I'll come back to the Harrogate Agenda in more detail, but for now want to focus on the single issue of raising taxes. Currently in the UK 95% of tax is determined and raised centrally, and as local government has become little more than Whitehall's branch network, it's fair to say that 100% of spending is determined centrally. Harrogate proposes that taxes are determined and collected locally, with a precept being paid over to the national government for those functions such as defence that can only be performed at state level.

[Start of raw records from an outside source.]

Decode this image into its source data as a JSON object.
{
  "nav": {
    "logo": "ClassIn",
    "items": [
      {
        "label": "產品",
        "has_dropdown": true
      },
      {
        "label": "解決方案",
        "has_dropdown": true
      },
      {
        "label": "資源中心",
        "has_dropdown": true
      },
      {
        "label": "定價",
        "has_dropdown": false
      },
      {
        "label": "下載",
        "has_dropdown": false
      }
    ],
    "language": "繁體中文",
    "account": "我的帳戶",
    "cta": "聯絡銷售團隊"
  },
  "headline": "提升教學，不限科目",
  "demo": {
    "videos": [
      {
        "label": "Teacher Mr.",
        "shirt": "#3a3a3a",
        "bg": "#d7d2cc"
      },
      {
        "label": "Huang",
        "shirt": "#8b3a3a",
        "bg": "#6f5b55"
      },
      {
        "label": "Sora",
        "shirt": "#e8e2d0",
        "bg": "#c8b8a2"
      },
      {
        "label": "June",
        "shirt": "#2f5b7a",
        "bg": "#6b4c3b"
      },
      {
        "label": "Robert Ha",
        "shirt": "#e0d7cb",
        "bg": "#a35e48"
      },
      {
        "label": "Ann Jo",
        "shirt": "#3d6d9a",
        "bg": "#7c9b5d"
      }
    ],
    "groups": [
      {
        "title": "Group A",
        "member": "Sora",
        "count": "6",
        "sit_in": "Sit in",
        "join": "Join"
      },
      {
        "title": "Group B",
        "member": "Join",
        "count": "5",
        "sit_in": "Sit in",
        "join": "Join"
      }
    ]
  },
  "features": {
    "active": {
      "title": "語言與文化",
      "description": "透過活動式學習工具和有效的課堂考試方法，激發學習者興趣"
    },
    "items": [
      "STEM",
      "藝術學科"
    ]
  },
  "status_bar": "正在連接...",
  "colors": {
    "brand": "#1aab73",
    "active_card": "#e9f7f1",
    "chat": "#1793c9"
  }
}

In Spain, spending decisions are already largely devolved to the Autonomous Regions (ARs), the Madrid government controlling the spend of only some 18% of all tax raised. But Catalunya wants more - the region wants to raise all taxes itself, and pay a precept to Madrid, rather than Madrid collecting the money and distributing it, as at present.
What's behind this is the same reason that prompted Harrogate's recommendation. Catalunya fears that Madrid is forcing austerity measures on the regions whilst escaping cutting its own budgets, and wants the power to force budget reductions on the national government.
And here we need to question all the assumptions about EU regional policy. In the main, it's been a mechanism for distributing regeneration funding through ERDF and ESF rather than encouraging regional identities; in fact only 2.5% of the budget is devoted to the development of regional identity. Berlaymont would much rather deal with just 27 state governments than the 344 regions represented on the Committee of the Regions. Subsidiarity in Europe is like Localism to Cameron - just a word. The EU is as centralist in reality as any oligarch. In the face of rising nationalism throughout Europe, the EU is actively discouraging any regional independence; both Scotland and Catalunya have been told that independence will put them back at the start, as candidate nations. Barcelona should not look for help from Brussels - it won't get it.